 In the case at bar, the evidence shows that the Appellant and Mr. Craine both participated in the fraudulent cheque scheme. The cases of Nigro and Obodoechina establish that where the amounts of payments are substantiated as being attributable to another person and as having been made for that person’s purposes, those amounts are not to be taxable in the hands of the taxpayer. The Minister accepts that the Appellant transferred $102,000 to or for the benefit of Mr. Craine. That amount appears to be Mr. Craine’s share of the proceeds from the scheme. As a result, the funds so transferred to or on behalf of Mr. Craine are not income for the Appellant. This leaves $16,000 to be included in the Appellant’s income for 2004.
 The Respondent argues that the Appellant is subject to tax on the $102,000 transferred to or on behalf of Mr. Craine by virtue of subsection 56(2) of the ITA. That provision would apply, for example, if the amounts deposited in Canam’s account actually belonged to Canam and the Appellant caused Canam to transfer the funds to Mr. Craine. However, this is not the case. The funds never belonged to Canam. Canam’s bank account was simply used as an instrument to perpetrate the fraud against the CIBC. The evidence shows that Mr. Craine received his agreed upon share of the amount. A corporate asset was not transferred by Canam to Mr. Craine on the direction of the Appellant. The evidence suggests that both men participated in the scheme.
 The Appellant’s statement that he reported in his 2006 taxation year his 2004 income at issue does not affect the determination of his taxable income for 2004. Firstly, Poynton establishes that, even where wrongfully obtained funds are repaid in a future year, the fact that they had to be included in the taxation year in which they were obtained is not affected by the restitution. Secondly, the Appellant’s evidence with respect to how he determined the 2004 amount that he allegedly included in his return for his 2006 taxation year is unclear: the Appellant’s position is that his income from the funds at issue amounted to no more than $10,500, yet the purport of his statement is that he reported $27,235.50. Further, there is no additional evidence to show that such an amount was in fact reported in 2006. While the Appellant included an income tax return information sheet for 2006 in his evidence at trial, that document does not provide any breakdown of the Appellant’s “professional income” in 2006.

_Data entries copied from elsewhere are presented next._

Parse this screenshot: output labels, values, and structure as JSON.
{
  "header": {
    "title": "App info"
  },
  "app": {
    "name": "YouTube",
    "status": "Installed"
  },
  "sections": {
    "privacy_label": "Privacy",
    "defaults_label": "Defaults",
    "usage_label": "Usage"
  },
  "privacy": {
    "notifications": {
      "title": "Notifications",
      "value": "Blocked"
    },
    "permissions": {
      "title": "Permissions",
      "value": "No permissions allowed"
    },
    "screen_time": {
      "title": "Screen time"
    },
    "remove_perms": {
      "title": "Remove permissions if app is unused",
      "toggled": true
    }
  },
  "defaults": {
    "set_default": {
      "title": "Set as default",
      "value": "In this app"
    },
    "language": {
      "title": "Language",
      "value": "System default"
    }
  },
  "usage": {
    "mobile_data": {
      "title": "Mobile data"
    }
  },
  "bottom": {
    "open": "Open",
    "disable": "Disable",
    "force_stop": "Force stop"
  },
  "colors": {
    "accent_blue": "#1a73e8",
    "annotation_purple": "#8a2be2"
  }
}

 In the present appeal, the Appellant maintained that he did not regard the full proceeds of $118,000 as his income. However, he acknowledged that a portion of it was his income. The Appellant stated that he declared the applicable 2004 income in his 2006 tax return, a fact which indicates that the Appellant was aware that such income needed to be reported or that he needed to consult an accountant to inquire about the taxability of such income. The Appellant was a sophisticated person who had had dealings with the Canada Revenue Agency with regard to his income tax in the past. This justifies the imposition of a penalty with respect to the Appellant’s unreported income of $16,000.
Signed at Ottawa, Canada, this 21st day of September, 2011.
“Robert J. Hogan”